Perse student takes history essay competition plaudits
13 Oct 2020
Henry Yates (Upper Sixth) has been highly commended for his work in the renowned Robson History Prize competition.
Students were required to submit an essay of between 2,000 and 3,800 words for the competition, organised by the University of Cambridge’s Trinity College, with a number of topics to choose from.
Henry investigated ‘Why was the monarchy abolished and a commonwealth established in 1649?’ in which he considered the events surrounding the English Civil War that led to King Charles I being executed and Parliament entrusted with ruling the country.
He said he had become intrigued by the period, having studied the early 17th Century in A level history
“It seemed like a really fraught part of British history so really complex and interesting to tackle,” said Henry. “We’d done a lot about the background of the time, but we hadn’t got as far as the Civil War, so it was something I read about on my own.
“A lot of it was just thinking about the motivation for a commonwealth because it doesn’t necessarily follow that this would happen. There are historians who have talked about not having a commonwealth, but of Charles’ youngest son Henry being put in as a figurehead while Oliver Cromwell and the Army ran the show behind the scenes.

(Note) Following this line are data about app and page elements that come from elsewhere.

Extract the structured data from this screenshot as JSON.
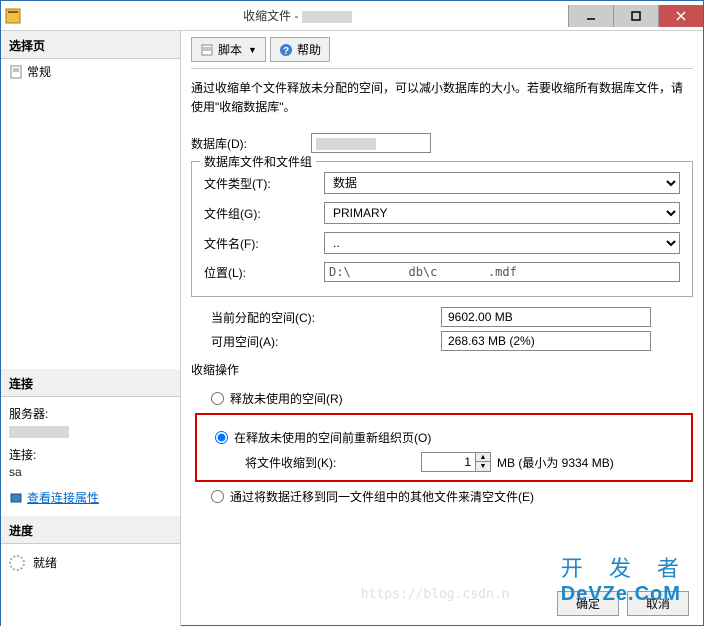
{
  "window": {
    "title_prefix": "收缩文件 - "
  },
  "sidebar": {
    "label_select_page": "选择页",
    "item_general": "常规",
    "label_connection": "连接",
    "label_server": "服务器:",
    "label_conn": "连接:",
    "conn_value": "sa",
    "link_view_props": "查看连接属性",
    "label_progress": "进度",
    "progress_ready": "就绪"
  },
  "toolbar": {
    "script": "脚本",
    "help": "帮助"
  },
  "desc": "通过收缩单个文件释放未分配的空间，可以减小数据库的大小。若要收缩所有数据库文件，请使用\"收缩数据库\"。",
  "fields": {
    "database_label": "数据库(D):",
    "group_label": "数据库文件和文件组",
    "file_type_label": "文件类型(T):",
    "file_type_value": "数据",
    "filegroup_label": "文件组(G):",
    "filegroup_value": "PRIMARY",
    "filename_label": "文件名(F):",
    "filename_value": "..",
    "location_label": "位置(L):",
    "location_value": "D:\\        db\\c       .mdf",
    "current_size_label": "当前分配的空间(C):",
    "current_size_value": "9602.00 MB",
    "avail_label": "可用空间(A):",
    "avail_value": "268.63 MB (2%)"
  },
  "shrink": {
    "title": "收缩操作",
    "opt1": "释放未使用的空间(R)",
    "opt2": "在释放未使用的空间前重新组织页(O)",
    "sub_label": "将文件收缩到(K):",
    "sub_value": "1",
    "sub_unit": "MB (最小为 9334 MB)",
    "opt3": "通过将数据迁移到同一文件组中的其他文件来清空文件(E)"
  },
  "buttons": {
    "ok": "确定",
    "cancel": "取消"
  },
  "watermark": {
    "text1": "开 发 者",
    "text2": "DeVZe.CoM",
    "url": "https://blog.csdn.n"
  }
}
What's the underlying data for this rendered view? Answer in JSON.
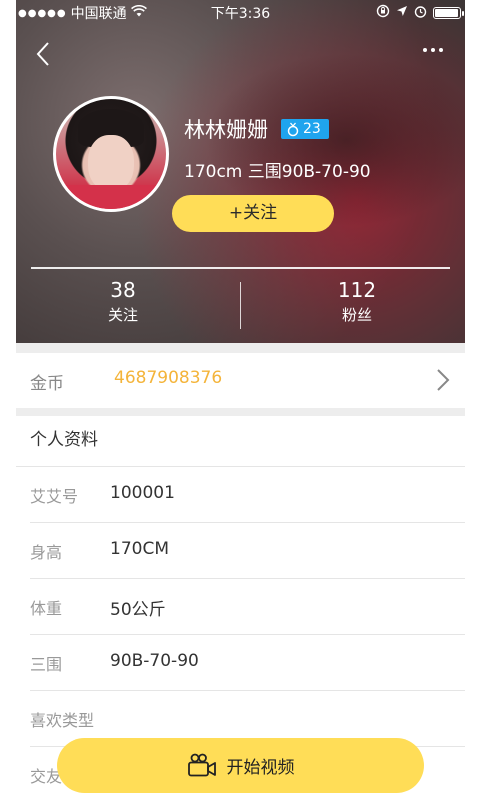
{
  "status_bar": {
    "signal_dots": "●●●●●",
    "carrier": "中国联通",
    "time": "下午3:36",
    "battery_level": 0.9
  },
  "profile_header": {
    "name": "林林姗姗",
    "level_badge": "23",
    "level_badge_color": "#1FA4EE",
    "stats": "170cm 三围90B-70-90",
    "follow_button": "+关注",
    "following_count": "38",
    "following_label": "关注",
    "followers_count": "112",
    "followers_label": "粉丝"
  },
  "coins": {
    "label": "金币",
    "value": "4687908376",
    "value_color": "#F4B43A"
  },
  "personal_info": {
    "title": "个人资料",
    "rows": [
      {
        "label": "艾艾号",
        "value": "100001"
      },
      {
        "label": "身高",
        "value": "170CM"
      },
      {
        "label": "体重",
        "value": "50公斤"
      },
      {
        "label": "三围",
        "value": "90B-70-90"
      },
      {
        "label": "喜欢类型",
        "value": ""
      },
      {
        "label": "交友",
        "value": ""
      }
    ]
  },
  "video_button": {
    "label": "开始视频",
    "color": "#FFDD57"
  },
  "icons": {
    "back": "chevron-left-icon",
    "more": "more-dots-icon",
    "coins_arrow": "chevron-right-icon",
    "video": "video-camera-icon",
    "badge": "ring-icon"
  }
}
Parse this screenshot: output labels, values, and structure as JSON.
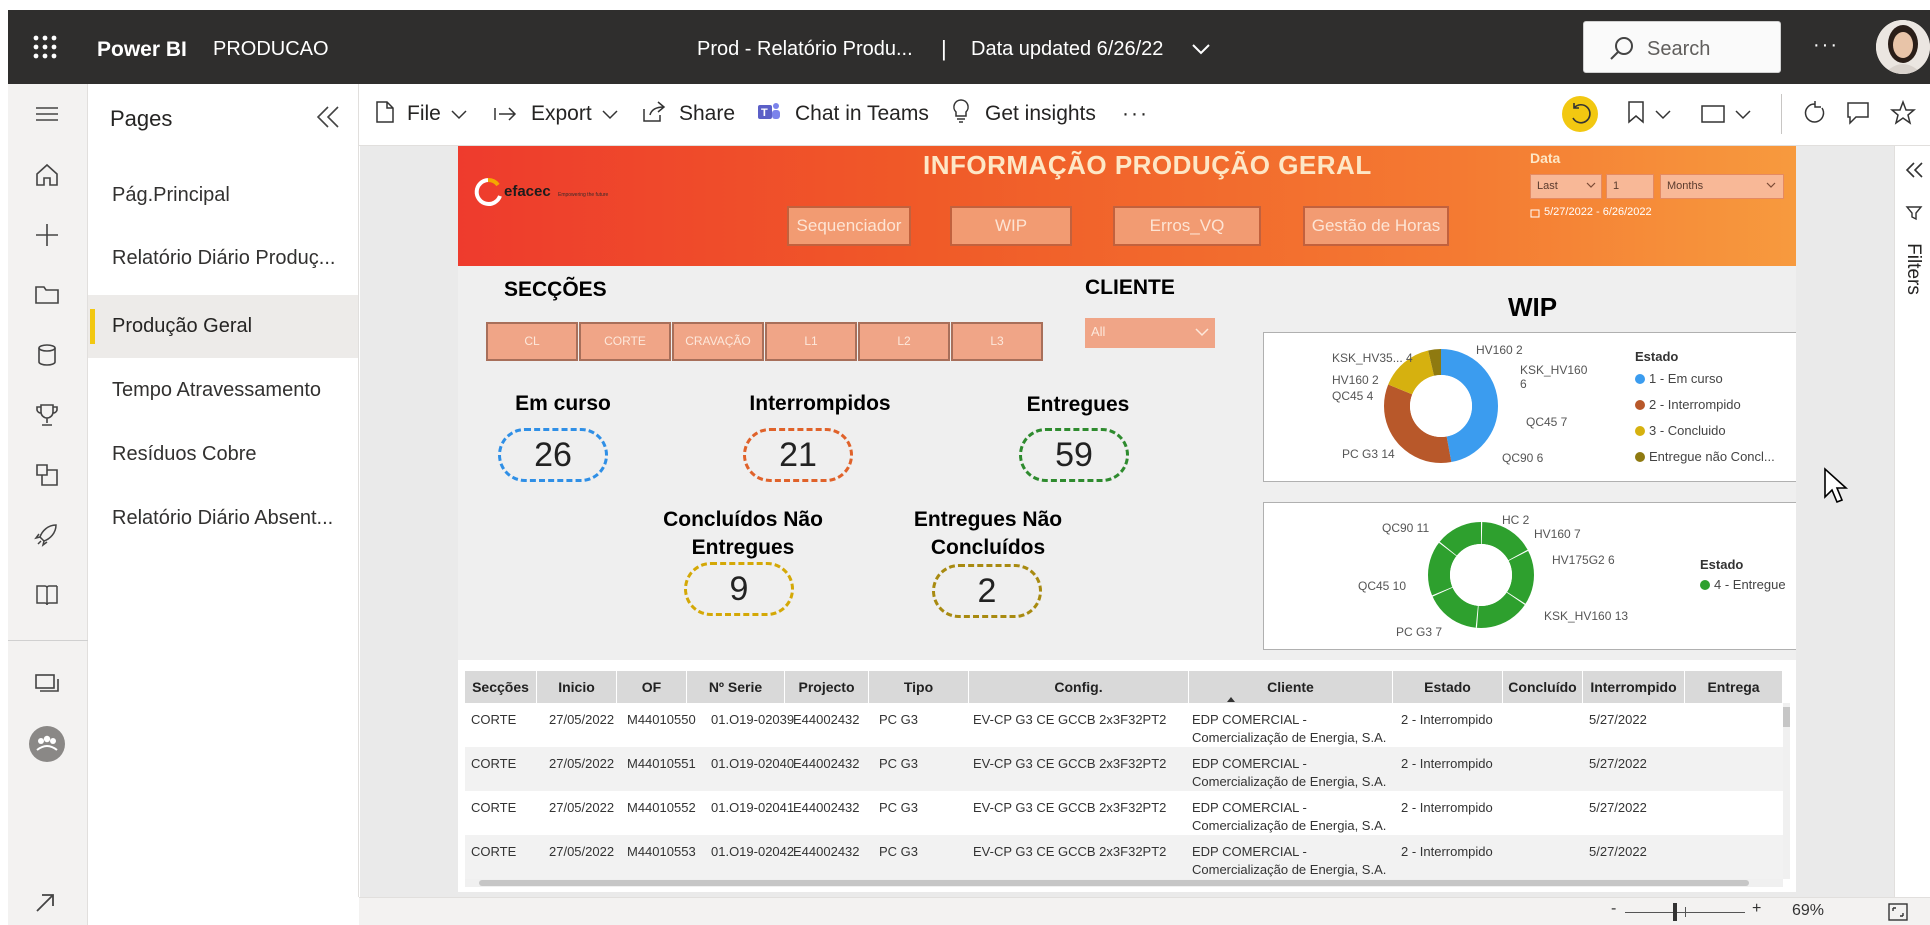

“However, having looked at a lot of Cromwell’s actions, I didn’t think that was a convincing explanation because it doesn’t look as if there had been any serious attempt to do that despite assertions that they did.”
Henry, who aims to study history at university, said the more research he did, the more fascinating he found the period.
He said: “There was lots of fragmentation and political manoeuvring which gets forgotten about, but it was really important in terms of what came next with forming the commonwealth.
“I was happy with my piece of writing, but I didn’t expect anything to come from it, so it was very nice to find I’d been highly commended.”